What you will do:
Report the number of lines in these entries that contain "Custom". Write only the number.

Supplied material:
◆ ◆ ◆ ◆ ◆ ◆ ◆

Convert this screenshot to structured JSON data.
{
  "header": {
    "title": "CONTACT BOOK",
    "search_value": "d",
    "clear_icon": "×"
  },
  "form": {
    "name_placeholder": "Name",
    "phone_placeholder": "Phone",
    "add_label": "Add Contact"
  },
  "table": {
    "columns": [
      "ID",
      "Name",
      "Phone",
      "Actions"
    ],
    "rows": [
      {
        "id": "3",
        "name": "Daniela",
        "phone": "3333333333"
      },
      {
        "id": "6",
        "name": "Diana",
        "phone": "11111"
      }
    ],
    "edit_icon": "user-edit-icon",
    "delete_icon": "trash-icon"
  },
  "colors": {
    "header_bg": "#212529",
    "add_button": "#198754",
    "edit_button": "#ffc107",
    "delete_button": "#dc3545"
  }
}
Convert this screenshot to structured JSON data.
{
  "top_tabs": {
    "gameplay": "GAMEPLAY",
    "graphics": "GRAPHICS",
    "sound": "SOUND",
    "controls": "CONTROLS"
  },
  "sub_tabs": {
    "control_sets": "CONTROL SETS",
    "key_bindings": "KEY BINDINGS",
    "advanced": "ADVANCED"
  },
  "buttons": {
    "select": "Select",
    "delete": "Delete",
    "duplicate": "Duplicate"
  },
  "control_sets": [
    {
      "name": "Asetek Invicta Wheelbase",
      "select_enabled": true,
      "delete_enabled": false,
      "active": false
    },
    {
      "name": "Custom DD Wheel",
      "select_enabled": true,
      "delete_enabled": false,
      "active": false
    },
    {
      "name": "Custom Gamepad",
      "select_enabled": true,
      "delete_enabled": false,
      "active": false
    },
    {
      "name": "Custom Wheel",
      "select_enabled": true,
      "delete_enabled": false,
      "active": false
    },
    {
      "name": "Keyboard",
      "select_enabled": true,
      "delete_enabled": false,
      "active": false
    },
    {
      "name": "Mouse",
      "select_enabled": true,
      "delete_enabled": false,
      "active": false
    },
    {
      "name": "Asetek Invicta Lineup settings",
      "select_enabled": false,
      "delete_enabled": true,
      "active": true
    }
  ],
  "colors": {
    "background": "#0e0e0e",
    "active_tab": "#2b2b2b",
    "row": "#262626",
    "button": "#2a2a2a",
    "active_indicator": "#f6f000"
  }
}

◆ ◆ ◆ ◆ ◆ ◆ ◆

Written answer:
3